[[ Extracted material open ]]

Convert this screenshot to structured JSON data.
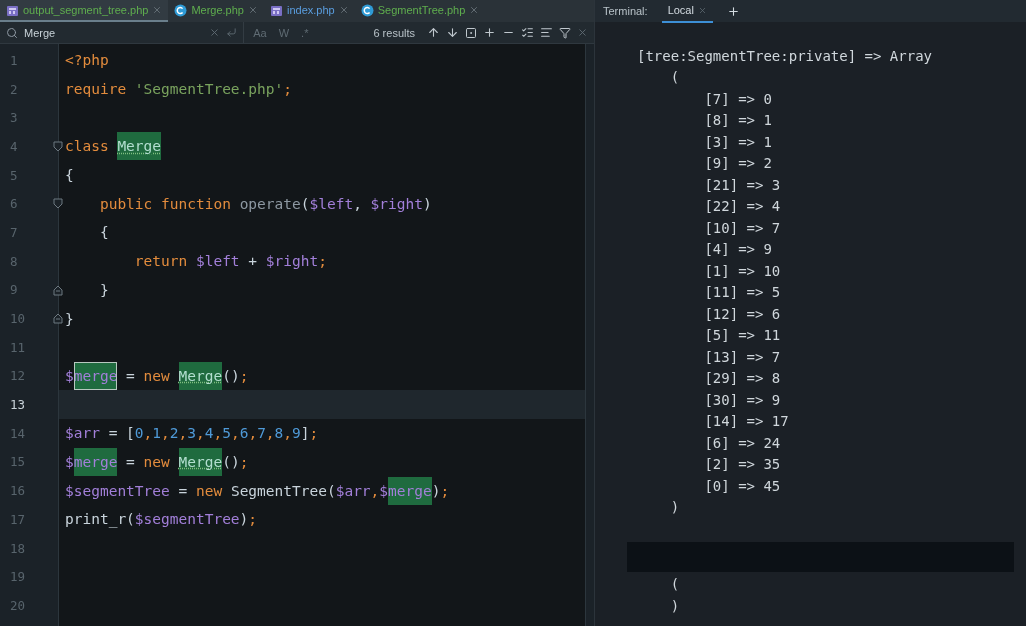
{
  "editor_tabs": [
    {
      "label": "output_segment_tree.php",
      "kind": "php",
      "selected": true,
      "color": "#5fae4e"
    },
    {
      "label": "Merge.php",
      "kind": "class",
      "selected": false,
      "color": "#5fae4e"
    },
    {
      "label": "index.php",
      "kind": "php",
      "selected": false,
      "color": "#5a9ee0"
    },
    {
      "label": "SegmentTree.php",
      "kind": "class",
      "selected": false,
      "color": "#5fae4e"
    }
  ],
  "search": {
    "value": "Merge",
    "options": [
      "Aa",
      "W",
      ".*"
    ],
    "results": "6 results"
  },
  "code_lines": [
    {
      "number": "1",
      "current": false,
      "kind": "code",
      "tokens": [
        {
          "t": "<?php",
          "kind": "keyword",
          "match": false
        }
      ]
    },
    {
      "number": "2",
      "current": false,
      "kind": "code",
      "tokens": [
        {
          "t": "require ",
          "kind": "keyword",
          "match": false
        },
        {
          "t": "'SegmentTree.php'",
          "kind": "string",
          "match": false
        },
        {
          "t": ";",
          "kind": "punct",
          "match": false
        }
      ]
    },
    {
      "number": "3",
      "current": false,
      "kind": "code"
    },
    {
      "number": "4",
      "current": false,
      "kind": "fold_start",
      "tokens": [
        {
          "t": "class ",
          "kind": "keyword",
          "match": false
        },
        {
          "t": "Merge",
          "kind": "classname",
          "match": true
        }
      ]
    },
    {
      "number": "5",
      "current": false,
      "kind": "code",
      "tokens": [
        {
          "t": "{",
          "kind": "plain",
          "match": false
        }
      ]
    },
    {
      "number": "6",
      "current": false,
      "kind": "fold_start",
      "tokens": [
        {
          "t": "    public",
          "kind": "keyword",
          "match": false
        },
        {
          "t": " function ",
          "kind": "keyword",
          "match": false
        },
        {
          "t": "operate",
          "kind": "function",
          "match": false
        },
        {
          "t": "(",
          "kind": "plain",
          "match": false
        },
        {
          "t": "$left",
          "kind": "variable",
          "match": false
        },
        {
          "t": ", ",
          "kind": "plain",
          "match": false
        },
        {
          "t": "$right",
          "kind": "variable",
          "match": false
        },
        {
          "t": ")",
          "kind": "plain",
          "match": false
        }
      ]
    },
    {
      "number": "7",
      "current": false,
      "kind": "code",
      "tokens": [
        {
          "t": "    {",
          "kind": "plain",
          "match": false
        }
      ]
    },
    {
      "number": "8",
      "current": false,
      "kind": "code",
      "tokens": [
        {
          "t": "        return ",
          "kind": "keyword",
          "match": false
        },
        {
          "t": "$left",
          "kind": "variable",
          "match": false
        },
        {
          "t": " + ",
          "kind": "plain",
          "match": false
        },
        {
          "t": "$right",
          "kind": "variable",
          "match": false
        },
        {
          "t": ";",
          "kind": "punct",
          "match": false
        }
      ]
    },
    {
      "number": "9",
      "current": false,
      "kind": "fold_end",
      "tokens": [
        {
          "t": "    }",
          "kind": "plain",
          "match": false
        }
      ]
    },
    {
      "number": "10",
      "current": false,
      "kind": "fold_end",
      "tokens": [
        {
          "t": "}",
          "kind": "plain",
          "match": false
        }
      ]
    },
    {
      "number": "11",
      "current": false,
      "kind": "code"
    },
    {
      "number": "12",
      "current": false,
      "kind": "code",
      "tokens": [
        {
          "t": "$",
          "kind": "variable",
          "match": false
        },
        {
          "t": "merge",
          "kind": "variable",
          "match": true,
          "caret": true
        },
        {
          "t": " = ",
          "kind": "plain",
          "match": false
        },
        {
          "t": "new ",
          "kind": "keyword",
          "match": false
        },
        {
          "t": "Merge",
          "kind": "classname",
          "match": true
        },
        {
          "t": "()",
          "kind": "plain",
          "match": false
        },
        {
          "t": ";",
          "kind": "punct",
          "match": false
        }
      ]
    },
    {
      "number": "13",
      "current": true,
      "kind": "code"
    },
    {
      "number": "14",
      "current": false,
      "kind": "code",
      "tokens": [
        {
          "t": "$arr",
          "kind": "variable",
          "match": false
        },
        {
          "t": " = [",
          "kind": "plain",
          "match": false
        },
        {
          "t": "0",
          "kind": "number",
          "match": false
        },
        {
          "t": ",",
          "kind": "punct",
          "match": false
        },
        {
          "t": "1",
          "kind": "number",
          "match": false
        },
        {
          "t": ",",
          "kind": "punct",
          "match": false
        },
        {
          "t": "2",
          "kind": "number",
          "match": false
        },
        {
          "t": ",",
          "kind": "punct",
          "match": false
        },
        {
          "t": "3",
          "kind": "number",
          "match": false
        },
        {
          "t": ",",
          "kind": "punct",
          "match": false
        },
        {
          "t": "4",
          "kind": "number",
          "match": false
        },
        {
          "t": ",",
          "kind": "punct",
          "match": false
        },
        {
          "t": "5",
          "kind": "number",
          "match": false
        },
        {
          "t": ",",
          "kind": "punct",
          "match": false
        },
        {
          "t": "6",
          "kind": "number",
          "match": false
        },
        {
          "t": ",",
          "kind": "punct",
          "match": false
        },
        {
          "t": "7",
          "kind": "number",
          "match": false
        },
        {
          "t": ",",
          "kind": "punct",
          "match": false
        },
        {
          "t": "8",
          "kind": "number",
          "match": false
        },
        {
          "t": ",",
          "kind": "punct",
          "match": false
        },
        {
          "t": "9",
          "kind": "number",
          "match": false
        },
        {
          "t": "]",
          "kind": "plain",
          "match": false
        },
        {
          "t": ";",
          "kind": "punct",
          "match": false
        }
      ]
    },
    {
      "number": "15",
      "current": false,
      "kind": "code",
      "tokens": [
        {
          "t": "$",
          "kind": "variable",
          "match": false
        },
        {
          "t": "merge",
          "kind": "variable",
          "match": true
        },
        {
          "t": " = ",
          "kind": "plain",
          "match": false
        },
        {
          "t": "new ",
          "kind": "keyword",
          "match": false
        },
        {
          "t": "Merge",
          "kind": "classname",
          "match": true
        },
        {
          "t": "()",
          "kind": "plain",
          "match": false
        },
        {
          "t": ";",
          "kind": "punct",
          "match": false
        }
      ]
    },
    {
      "number": "16",
      "current": false,
      "kind": "code",
      "tokens": [
        {
          "t": "$segmentTree",
          "kind": "variable",
          "match": false
        },
        {
          "t": " = ",
          "kind": "plain",
          "match": false
        },
        {
          "t": "new",
          "kind": "keyword",
          "match": false
        },
        {
          "t": " SegmentTree(",
          "kind": "plain",
          "match": false
        },
        {
          "t": "$arr",
          "kind": "variable",
          "match": false
        },
        {
          "t": ",",
          "kind": "punct",
          "match": false
        },
        {
          "t": "$",
          "kind": "variable",
          "match": false
        },
        {
          "t": "merge",
          "kind": "variable",
          "match": true
        },
        {
          "t": ")",
          "kind": "plain",
          "match": false
        },
        {
          "t": ";",
          "kind": "punct",
          "match": false
        }
      ]
    },
    {
      "number": "17",
      "current": false,
      "kind": "code",
      "tokens": [
        {
          "t": "print_r(",
          "kind": "plain",
          "match": false
        },
        {
          "t": "$segmentTree",
          "kind": "variable",
          "match": false
        },
        {
          "t": ")",
          "kind": "plain",
          "match": false
        },
        {
          "t": ";",
          "kind": "punct",
          "match": false
        }
      ]
    },
    {
      "number": "18",
      "current": false,
      "kind": "code"
    },
    {
      "number": "19",
      "current": false,
      "kind": "code"
    },
    {
      "number": "20",
      "current": false,
      "kind": "code"
    }
  ],
  "terminal": {
    "label": "Terminal:",
    "tabs": [
      {
        "label": "Local",
        "selected": true
      }
    ],
    "lines": [
      {
        "kind": "output",
        "text": "[tree:SegmentTree:private] => Array"
      },
      {
        "kind": "output",
        "text": "    ("
      },
      {
        "kind": "output",
        "text": "        [7] => 0"
      },
      {
        "kind": "output",
        "text": "        [8] => 1"
      },
      {
        "kind": "output",
        "text": "        [3] => 1"
      },
      {
        "kind": "output",
        "text": "        [9] => 2"
      },
      {
        "kind": "output",
        "text": "        [21] => 3"
      },
      {
        "kind": "output",
        "text": "        [22] => 4"
      },
      {
        "kind": "output",
        "text": "        [10] => 7"
      },
      {
        "kind": "output",
        "text": "        [4] => 9"
      },
      {
        "kind": "output",
        "text": "        [1] => 10"
      },
      {
        "kind": "output",
        "text": "        [11] => 5"
      },
      {
        "kind": "output",
        "text": "        [12] => 6"
      },
      {
        "kind": "output",
        "text": "        [5] => 11"
      },
      {
        "kind": "output",
        "text": "        [13] => 7"
      },
      {
        "kind": "output",
        "text": "        [29] => 8"
      },
      {
        "kind": "output",
        "text": "        [30] => 9"
      },
      {
        "kind": "output",
        "text": "        [14] => 17"
      },
      {
        "kind": "output",
        "text": "        [6] => 24"
      },
      {
        "kind": "output",
        "text": "        [2] => 35"
      },
      {
        "kind": "output",
        "text": "        [0] => 45"
      },
      {
        "kind": "output",
        "text": "    )"
      },
      {
        "kind": "blank"
      },
      {
        "kind": "redacted"
      },
      {
        "kind": "output",
        "text": "    ("
      },
      {
        "kind": "output",
        "text": "    )"
      }
    ]
  }
}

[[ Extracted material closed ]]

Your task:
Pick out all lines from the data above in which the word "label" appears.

Response:
      "label": "output_segment_tree.php",
      "label": "Merge.php",
      "label": "index.php",
      "label": "SegmentTree.php",
    "label": "Terminal:",
        "label": "Local",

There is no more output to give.